EPIC Assist’s own Down syndrome swimming champion, Harry Cahill, is preparing to leap off the blocks at the 2022 Special Olympics National Games in Launceston.
Harry has been a member of the Brisbane Special Olympics Club for the past ten years and was recently selected to compete at the National Games.
His love of swimming has taken him across the globe. During his time, he has represented Australia at international meets in Italy and Canada, as well as a number of state and national competitions.
“I have always liked swimming and took lessons, but I only got serious when I swam at my first competition,” said Harry.
“I am now training in preparation for the Special Olympics National Games, completing five swim sessions and two gym sessions per week.”
The Special Olympics National Games welcomes athletes with intellectual disabilities from across Australia to compete in a range of sports. Its mission is to open the door to inclusive competitions and offer people with intellectual disabilities the opportunity to reach their sporting goals.
For Harry, the Special Olympics National Games is an exciting goal. The chance to reach for new personal bests and compete against his peers on a national stage makes all the long training sessions and groggy 5 AM wakeups worth it.
“To stand on the podium and know that you are the best in the state, country, or world, makes all of the training and listening to your coach worthwhile. It’s the best feeling,” said Harry.
He wants to share that feeling with other aspiring swimmers with disability to encourage them to push through the hard work.
For new swimmers making their first foray onto the podium, he’s got one important reminder:
“Don’t forget to thank your mum, dad, and teammates.”
Swimmer by day, kitchen hand by night

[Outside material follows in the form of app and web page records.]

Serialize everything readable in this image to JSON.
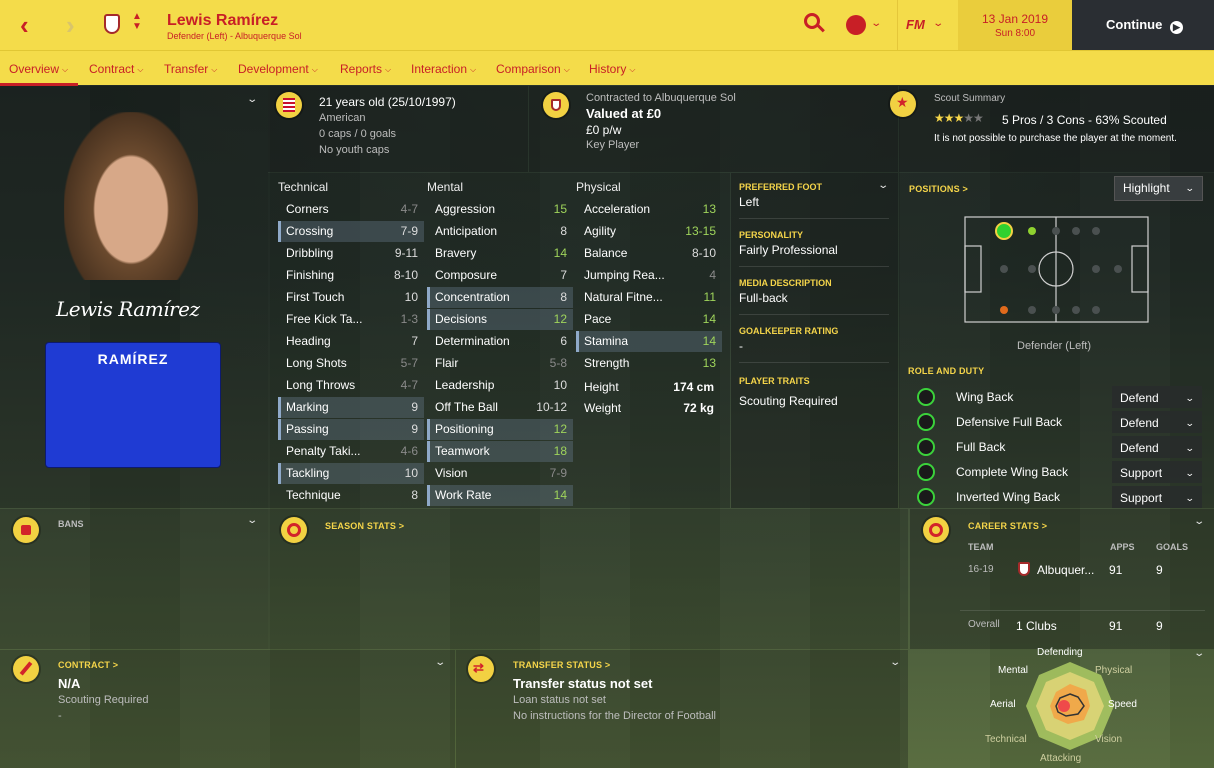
{
  "header": {
    "player_name": "Lewis Ramírez",
    "player_sub": "Defender (Left) - Albuquerque Sol",
    "date": "13 Jan 2019",
    "time": "Sun 8:00",
    "continue_label": "Continue",
    "fm_label": "FM"
  },
  "nav": [
    "Overview",
    "Contract",
    "Transfer",
    "Development",
    "Reports",
    "Interaction",
    "Comparison",
    "History"
  ],
  "profile": {
    "signature": "Lewis Ramírez",
    "shirt_name": "RAMÍREZ"
  },
  "bio": {
    "age": "21 years old (25/10/1997)",
    "nationality": "American",
    "caps": "0 caps / 0 goals",
    "youth": "No youth caps"
  },
  "contract_summary": {
    "contracted": "Contracted to Albuquerque Sol",
    "value": "Valued at £0",
    "wage": "£0 p/w",
    "role": "Key Player"
  },
  "scout": {
    "title": "Scout Summary",
    "rating": "5 Pros / 3 Cons - 63% Scouted",
    "note": "It is not possible to purchase the player at the moment.",
    "stars": 3.5
  },
  "attr_headers": {
    "technical": "Technical",
    "mental": "Mental",
    "physical": "Physical"
  },
  "technical": [
    [
      "Corners",
      "4-7"
    ],
    [
      "Crossing",
      "7-9"
    ],
    [
      "Dribbling",
      "9-11"
    ],
    [
      "Finishing",
      "8-10"
    ],
    [
      "First Touch",
      "10"
    ],
    [
      "Free Kick Ta...",
      "1-3"
    ],
    [
      "Heading",
      "7"
    ],
    [
      "Long Shots",
      "5-7"
    ],
    [
      "Long Throws",
      "4-7"
    ],
    [
      "Marking",
      "9"
    ],
    [
      "Passing",
      "9"
    ],
    [
      "Penalty Taki...",
      "4-6"
    ],
    [
      "Tackling",
      "10"
    ],
    [
      "Technique",
      "8"
    ]
  ],
  "mental": [
    [
      "Aggression",
      "15"
    ],
    [
      "Anticipation",
      "8"
    ],
    [
      "Bravery",
      "14"
    ],
    [
      "Composure",
      "7"
    ],
    [
      "Concentration",
      "8"
    ],
    [
      "Decisions",
      "12"
    ],
    [
      "Determination",
      "6"
    ],
    [
      "Flair",
      "5-8"
    ],
    [
      "Leadership",
      "10"
    ],
    [
      "Off The Ball",
      "10-12"
    ],
    [
      "Positioning",
      "12"
    ],
    [
      "Teamwork",
      "18"
    ],
    [
      "Vision",
      "7-9"
    ],
    [
      "Work Rate",
      "14"
    ]
  ],
  "physical": [
    [
      "Acceleration",
      "13"
    ],
    [
      "Agility",
      "13-15"
    ],
    [
      "Balance",
      "8-10"
    ],
    [
      "Jumping Rea...",
      "4"
    ],
    [
      "Natural Fitne...",
      "11"
    ],
    [
      "Pace",
      "14"
    ],
    [
      "Stamina",
      "14"
    ],
    [
      "Strength",
      "13"
    ]
  ],
  "body": {
    "height_label": "Height",
    "height": "174 cm",
    "weight_label": "Weight",
    "weight": "72 kg"
  },
  "info": {
    "foot_h": "PREFERRED FOOT",
    "foot": "Left",
    "pers_h": "PERSONALITY",
    "pers": "Fairly Professional",
    "media_h": "MEDIA DESCRIPTION",
    "media": "Full-back",
    "gk_h": "GOALKEEPER RATING",
    "gk": "-",
    "traits_h": "PLAYER TRAITS",
    "traits": "Scouting Required"
  },
  "positions": {
    "title": "POSITIONS >",
    "dropdown": "Highlight",
    "position_label": "Defender (Left)"
  },
  "roles": {
    "title": "ROLE AND DUTY",
    "items": [
      [
        "Wing Back",
        "Defend"
      ],
      [
        "Defensive Full Back",
        "Defend"
      ],
      [
        "Full Back",
        "Defend"
      ],
      [
        "Complete Wing Back",
        "Support"
      ],
      [
        "Inverted Wing Back",
        "Support"
      ]
    ]
  },
  "bans": {
    "title": "BANS"
  },
  "season": {
    "title": "SEASON STATS >"
  },
  "career": {
    "title": "CAREER STATS >",
    "h_team": "TEAM",
    "h_apps": "APPS",
    "h_goals": "GOALS",
    "season": "16-19",
    "club": "Albuquer...",
    "apps": "91",
    "goals": "9",
    "overall": "Overall",
    "clubs": "1 Clubs",
    "o_apps": "91",
    "o_goals": "9"
  },
  "contract": {
    "title": "CONTRACT >",
    "status": "N/A",
    "sub": "Scouting Required",
    "dash": "-"
  },
  "transfer": {
    "title": "TRANSFER STATUS >",
    "status": "Transfer status not set",
    "loan": "Loan status not set",
    "dof": "No instructions for the Director of Football"
  },
  "radar": {
    "labels": [
      "Defending",
      "Physical",
      "Speed",
      "Vision",
      "Attacking",
      "Technical",
      "Aerial",
      "Mental"
    ]
  }
}
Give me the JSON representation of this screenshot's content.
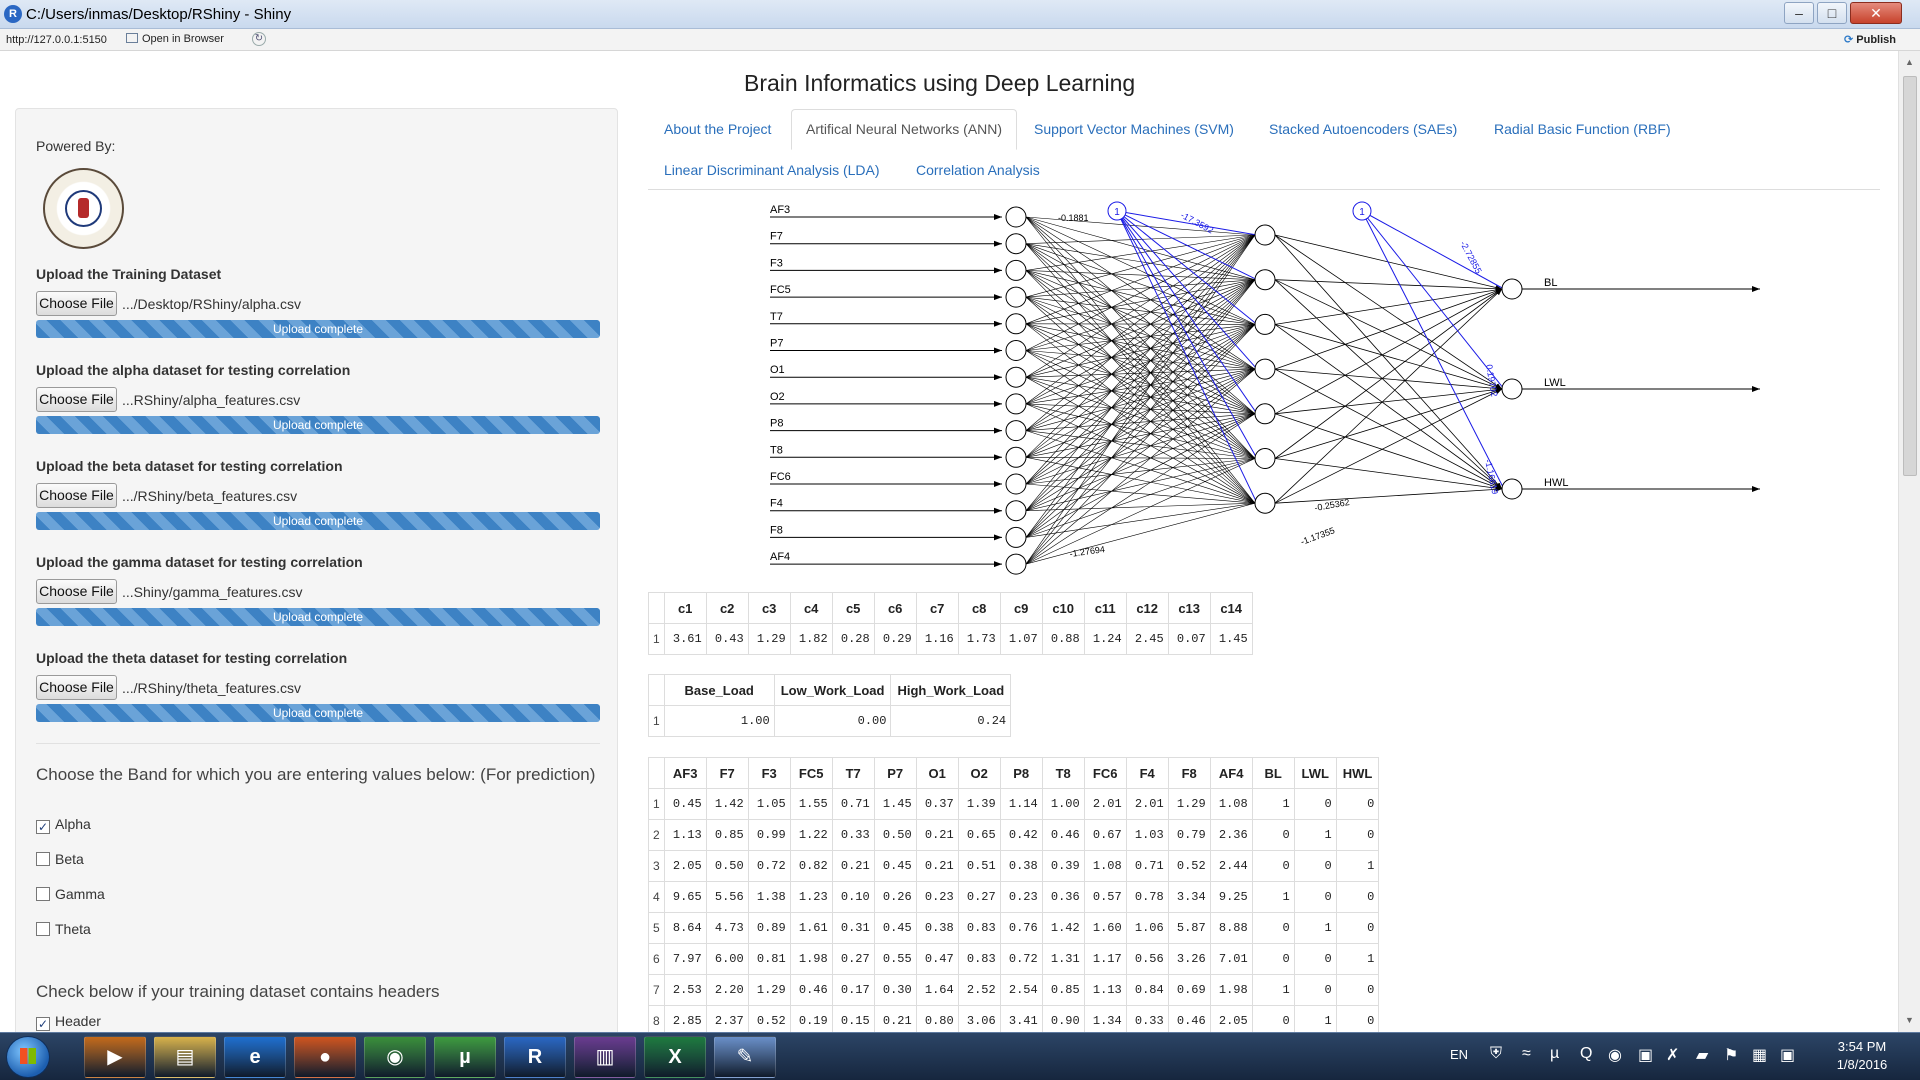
{
  "window": {
    "title": "C:/Users/inmas/Desktop/RShiny - Shiny",
    "url": "http://127.0.0.1:5150",
    "open_in_browser": "Open in Browser",
    "publish": "Publish"
  },
  "page": {
    "title": "Brain Informatics using Deep Learning"
  },
  "sidebar": {
    "powered_by": "Powered By:",
    "uploads": [
      {
        "label": "Upload the Training Dataset",
        "button": "Choose File",
        "file": ".../Desktop/RShiny/alpha.csv",
        "status": "Upload complete"
      },
      {
        "label": "Upload the alpha dataset for testing correlation",
        "button": "Choose File",
        "file": "...RShiny/alpha_features.csv",
        "status": "Upload complete"
      },
      {
        "label": "Upload the beta dataset for testing correlation",
        "button": "Choose File",
        "file": ".../RShiny/beta_features.csv",
        "status": "Upload complete"
      },
      {
        "label": "Upload the gamma dataset for testing correlation",
        "button": "Choose File",
        "file": "...Shiny/gamma_features.csv",
        "status": "Upload complete"
      },
      {
        "label": "Upload the theta dataset for testing correlation",
        "button": "Choose File",
        "file": ".../RShiny/theta_features.csv",
        "status": "Upload complete"
      }
    ],
    "band_prompt": "Choose the Band for which you are entering values below: (For prediction)",
    "bands": [
      {
        "label": "Alpha",
        "checked": true
      },
      {
        "label": "Beta",
        "checked": false
      },
      {
        "label": "Gamma",
        "checked": false
      },
      {
        "label": "Theta",
        "checked": false
      }
    ],
    "header_prompt": "Check below if your training dataset contains headers",
    "header_check": {
      "label": "Header",
      "checked": true
    }
  },
  "tabs": [
    {
      "label": "About the Project",
      "active": false
    },
    {
      "label": "Artifical Neural Networks (ANN)",
      "active": true
    },
    {
      "label": "Support Vector Machines (SVM)",
      "active": false
    },
    {
      "label": "Stacked Autoencoders (SAEs)",
      "active": false
    },
    {
      "label": "Radial Basic Function (RBF)",
      "active": false
    },
    {
      "label": "Linear Discriminant Analysis (LDA)",
      "active": false
    },
    {
      "label": "Correlation Analysis",
      "active": false
    }
  ],
  "nn": {
    "inputs": [
      "AF3",
      "F7",
      "F3",
      "FC5",
      "T7",
      "P7",
      "O1",
      "O2",
      "P8",
      "T8",
      "FC6",
      "F4",
      "F8",
      "AF4"
    ],
    "outputs": [
      "BL",
      "LWL",
      "HWL"
    ],
    "bias_label": "1",
    "weight_labels": [
      "-0.1881",
      "-17.3592",
      "-2.72855",
      "0.19702",
      "-1.16819",
      "-0.25362",
      "-1.17355",
      "-1.27694"
    ]
  },
  "table1": {
    "columns": [
      "",
      "c1",
      "c2",
      "c3",
      "c4",
      "c5",
      "c6",
      "c7",
      "c8",
      "c9",
      "c10",
      "c11",
      "c12",
      "c13",
      "c14"
    ],
    "rows": [
      [
        "1",
        "3.61",
        "0.43",
        "1.29",
        "1.82",
        "0.28",
        "0.29",
        "1.16",
        "1.73",
        "1.07",
        "0.88",
        "1.24",
        "2.45",
        "0.07",
        "1.45"
      ]
    ]
  },
  "table2": {
    "columns": [
      "",
      "Base_Load",
      "Low_Work_Load",
      "High_Work_Load"
    ],
    "rows": [
      [
        "1",
        "1.00",
        "0.00",
        "0.24"
      ]
    ]
  },
  "table3": {
    "columns": [
      "",
      "AF3",
      "F7",
      "F3",
      "FC5",
      "T7",
      "P7",
      "O1",
      "O2",
      "P8",
      "T8",
      "FC6",
      "F4",
      "F8",
      "AF4",
      "BL",
      "LWL",
      "HWL"
    ],
    "rows": [
      [
        "1",
        "0.45",
        "1.42",
        "1.05",
        "1.55",
        "0.71",
        "1.45",
        "0.37",
        "1.39",
        "1.14",
        "1.00",
        "2.01",
        "2.01",
        "1.29",
        "1.08",
        "1",
        "0",
        "0"
      ],
      [
        "2",
        "1.13",
        "0.85",
        "0.99",
        "1.22",
        "0.33",
        "0.50",
        "0.21",
        "0.65",
        "0.42",
        "0.46",
        "0.67",
        "1.03",
        "0.79",
        "2.36",
        "0",
        "1",
        "0"
      ],
      [
        "3",
        "2.05",
        "0.50",
        "0.72",
        "0.82",
        "0.21",
        "0.45",
        "0.21",
        "0.51",
        "0.38",
        "0.39",
        "1.08",
        "0.71",
        "0.52",
        "2.44",
        "0",
        "0",
        "1"
      ],
      [
        "4",
        "9.65",
        "5.56",
        "1.38",
        "1.23",
        "0.10",
        "0.26",
        "0.23",
        "0.27",
        "0.23",
        "0.36",
        "0.57",
        "0.78",
        "3.34",
        "9.25",
        "1",
        "0",
        "0"
      ],
      [
        "5",
        "8.64",
        "4.73",
        "0.89",
        "1.61",
        "0.31",
        "0.45",
        "0.38",
        "0.83",
        "0.76",
        "1.42",
        "1.60",
        "1.06",
        "5.87",
        "8.88",
        "0",
        "1",
        "0"
      ],
      [
        "6",
        "7.97",
        "6.00",
        "0.81",
        "1.98",
        "0.27",
        "0.55",
        "0.47",
        "0.83",
        "0.72",
        "1.31",
        "1.17",
        "0.56",
        "3.26",
        "7.01",
        "0",
        "0",
        "1"
      ],
      [
        "7",
        "2.53",
        "2.20",
        "1.29",
        "0.46",
        "0.17",
        "0.30",
        "1.64",
        "2.52",
        "2.54",
        "0.85",
        "1.13",
        "0.84",
        "0.69",
        "1.98",
        "1",
        "0",
        "0"
      ],
      [
        "8",
        "2.85",
        "2.37",
        "0.52",
        "0.19",
        "0.15",
        "0.21",
        "0.80",
        "3.06",
        "3.41",
        "0.90",
        "1.34",
        "0.33",
        "0.46",
        "2.05",
        "0",
        "1",
        "0"
      ]
    ]
  },
  "taskbar": {
    "apps": [
      "media-player",
      "explorer",
      "internet-explorer",
      "firefox",
      "chrome",
      "utorrent",
      "rstudio",
      "winrar",
      "excel",
      "paint"
    ],
    "app_glyphs": [
      "▶",
      "▤",
      "e",
      "●",
      "◉",
      "µ",
      "R",
      "▥",
      "X",
      "✎"
    ],
    "language": "EN",
    "time": "3:54 PM",
    "date": "1/8/2016"
  },
  "colors": {
    "link": "#2a6fbb",
    "progress": "#3d82c4",
    "bias_edge": "#1a1ae6"
  }
}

When Harry is not smashing personal bests and international qualifying times in the pool, he’s prepping up a storm in the kitchen.
After losing his job at a café during COVID-19, Harry connected with his local EPIC Assist.
EPIC Assist (EPIC) is a disability employment service that specialises in helping people with disability, like Harry, to prepare for, find, and keep a job they love.
When Harry got in touch, he was seeking a hand getting back on his feet. He needed a flexible job that worked around his busy swim schedule with an employer that understood his disability.
With the help of EPIC, Harry has now been working as a kitchen hand at Oh Boy Bok Choy for over six months and going strong. He helps with everything from food preparation to washing the dishes and putting the rubbish out.
“I like to be busy and helpful and work with people,” said Harry.
Harry says it’s EPIC’s individual support and commitment to finding the right job for him that’s made all the difference.
“They are good to work with and help you find a job that suits you—not just anything—and the support is always great,” said Harry.
If you, like Harry, have a disability and are looking for help finding a job you love, get in touch with EPIC Assist today.
If you would like to support Harry’s journey to the Special Olympics National Games in Launceston, you can donate to his fundraising page.
Image of Harry swimming sourced from Courier Mail